Stable Isotopes and Isotope Stratigraphy as Indicators of Changing Climate and Biosphere

Oxygen Isotopes

While most oxgen atoms have a mass of 16 (8 protons and 8 neutrons), a small number of oxygen atoms have a mass of 18 (8 protons and 10 neutrons). Both of these isotopes are stable; they do not undergo radioactive decay.

Water molecules (H2O) in the ocean may contain either isotope, oxygen 16 or oxygen 18. Water molecules containing oxygen 18 are heavier (18 atomic mass units vs. 20 atomic mass units since each hydrogen atom has a mass of just one).

Just as it is harder to throw a heavy object into the air than a light one, it is easier for water molecules containing the lighter oxygen 16 atoms to evaporate than the heavier oxygen 18 containing water molecules (the heavier ones need more kinetic energy to go into the gaseous state). In other words, as water evaporates from the ocean surface a disproportionately large amount of H2O-16 is evaporated compared to H2O -18. Therefore, the ratio of H2O-18 to H2O-16 in clouds formed from that evaporation is less ("lighter") than that in the seawater from which it evaporated.

If the moisture in those clouds falls as snow on a continent, and if that snow accumulates into an expanding continental ice sheet, then more and more isotopically light H2O will be stored on the continent and the remaining seawater will become progressively enriched in isotopically heavy H2O.

The oxygen isotopic ratio in carbonate shells is in equilibrium with that in seawater at the time that the shells form. Therefore, layer by layer study of the oxygen isotopic ratio in shells in marine sedimentary strata can yield a record of the waxing and waning of continental ice sheets. More oxygen 18 means more ice on the continents. More oxygen 16 means less ice.

Carbon Isotopes

There are two stable carbon isotopes, carbon 12 (6 protons and 6 neutrons) and carbon 13 (6 protons and 7 neutrons). Photosynthetic organisms use disproportionately more CO2 containing the lighter carbon 12 than the heavier carbon 13 (the lighter molecules move faster and therefore diffuse more easily into plant cells where photosynthesis takes place).

During periods of high biological productivity more light carbon 12 is locked up in living organisms and organic matter being buried and preserved in sedimentary rocks.
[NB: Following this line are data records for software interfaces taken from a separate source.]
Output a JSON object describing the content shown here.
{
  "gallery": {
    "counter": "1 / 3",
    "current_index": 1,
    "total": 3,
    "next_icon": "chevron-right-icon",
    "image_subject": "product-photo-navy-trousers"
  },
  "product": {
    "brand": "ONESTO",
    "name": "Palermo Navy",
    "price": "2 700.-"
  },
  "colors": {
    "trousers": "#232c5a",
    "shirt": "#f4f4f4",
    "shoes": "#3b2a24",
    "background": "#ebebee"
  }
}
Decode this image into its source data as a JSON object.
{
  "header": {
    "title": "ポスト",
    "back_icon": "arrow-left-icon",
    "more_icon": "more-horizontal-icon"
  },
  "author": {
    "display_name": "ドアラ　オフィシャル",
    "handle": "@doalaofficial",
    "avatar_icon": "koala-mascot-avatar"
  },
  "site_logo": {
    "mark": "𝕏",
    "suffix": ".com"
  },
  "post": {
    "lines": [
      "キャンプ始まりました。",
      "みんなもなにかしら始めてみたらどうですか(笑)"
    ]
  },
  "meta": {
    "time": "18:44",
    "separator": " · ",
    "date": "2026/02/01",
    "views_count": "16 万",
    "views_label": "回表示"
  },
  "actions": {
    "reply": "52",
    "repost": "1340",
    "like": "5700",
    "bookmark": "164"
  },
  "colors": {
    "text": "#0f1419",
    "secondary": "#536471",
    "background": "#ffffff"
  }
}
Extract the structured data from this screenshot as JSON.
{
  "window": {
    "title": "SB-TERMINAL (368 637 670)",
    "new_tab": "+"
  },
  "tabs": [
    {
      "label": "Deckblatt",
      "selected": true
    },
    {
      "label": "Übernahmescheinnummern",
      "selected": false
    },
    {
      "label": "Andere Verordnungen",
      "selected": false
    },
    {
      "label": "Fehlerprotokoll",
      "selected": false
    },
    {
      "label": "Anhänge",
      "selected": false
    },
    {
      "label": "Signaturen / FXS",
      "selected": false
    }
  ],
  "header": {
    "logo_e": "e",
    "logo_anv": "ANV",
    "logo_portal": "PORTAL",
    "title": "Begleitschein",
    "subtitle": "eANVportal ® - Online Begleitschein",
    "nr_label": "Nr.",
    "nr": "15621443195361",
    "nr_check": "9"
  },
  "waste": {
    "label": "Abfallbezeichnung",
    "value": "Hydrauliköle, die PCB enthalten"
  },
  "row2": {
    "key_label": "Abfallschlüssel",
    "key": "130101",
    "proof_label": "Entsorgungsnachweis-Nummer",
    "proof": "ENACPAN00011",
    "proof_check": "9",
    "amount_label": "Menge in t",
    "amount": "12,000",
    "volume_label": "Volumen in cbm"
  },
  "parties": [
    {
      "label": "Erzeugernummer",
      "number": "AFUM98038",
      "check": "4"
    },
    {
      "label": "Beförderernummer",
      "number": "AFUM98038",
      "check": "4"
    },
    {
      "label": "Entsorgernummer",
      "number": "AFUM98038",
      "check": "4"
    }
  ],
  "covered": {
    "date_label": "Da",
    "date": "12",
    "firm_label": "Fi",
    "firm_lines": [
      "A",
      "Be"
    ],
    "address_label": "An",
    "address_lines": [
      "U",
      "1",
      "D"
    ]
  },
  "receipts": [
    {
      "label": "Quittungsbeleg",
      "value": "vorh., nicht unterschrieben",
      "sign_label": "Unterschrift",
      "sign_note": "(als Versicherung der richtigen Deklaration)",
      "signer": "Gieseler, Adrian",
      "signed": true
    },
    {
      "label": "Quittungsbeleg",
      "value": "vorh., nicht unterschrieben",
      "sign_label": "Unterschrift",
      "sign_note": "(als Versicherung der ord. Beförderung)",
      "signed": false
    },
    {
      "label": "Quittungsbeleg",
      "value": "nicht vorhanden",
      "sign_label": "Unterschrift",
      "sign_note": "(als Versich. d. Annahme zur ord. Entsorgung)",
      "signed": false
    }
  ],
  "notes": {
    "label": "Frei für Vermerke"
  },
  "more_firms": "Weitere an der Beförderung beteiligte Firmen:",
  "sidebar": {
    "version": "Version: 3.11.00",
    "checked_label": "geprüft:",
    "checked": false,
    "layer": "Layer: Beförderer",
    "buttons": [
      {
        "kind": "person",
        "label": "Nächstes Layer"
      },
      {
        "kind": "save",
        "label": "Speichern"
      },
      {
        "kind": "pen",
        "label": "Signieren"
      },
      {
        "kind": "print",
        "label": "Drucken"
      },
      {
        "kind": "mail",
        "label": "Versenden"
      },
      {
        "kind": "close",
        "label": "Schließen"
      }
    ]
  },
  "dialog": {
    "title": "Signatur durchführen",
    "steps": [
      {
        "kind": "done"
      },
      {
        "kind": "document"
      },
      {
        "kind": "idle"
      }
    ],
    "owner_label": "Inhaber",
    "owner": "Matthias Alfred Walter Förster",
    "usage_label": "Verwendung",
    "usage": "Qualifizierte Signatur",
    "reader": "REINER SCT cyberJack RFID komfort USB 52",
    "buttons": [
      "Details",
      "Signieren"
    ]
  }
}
Consequently, the atmosphere and oceans become depleted in carbon 12 and enriched in carbon 13.

The carbon isotopic ratio in calcareous shells of marine organisms is in equilibrium with that of seawater. So as more carbon 12 is held in biomass during times of high primary productivity, and increased burial of organic carbon, calcareous (CaCO3) skeletal materials become enriched in carbon 13. During periods of low biological productivity and decreased burial of organic carbon, for example following mass extinctions, marine calcareous skeletal materials become enriched in carbon 12.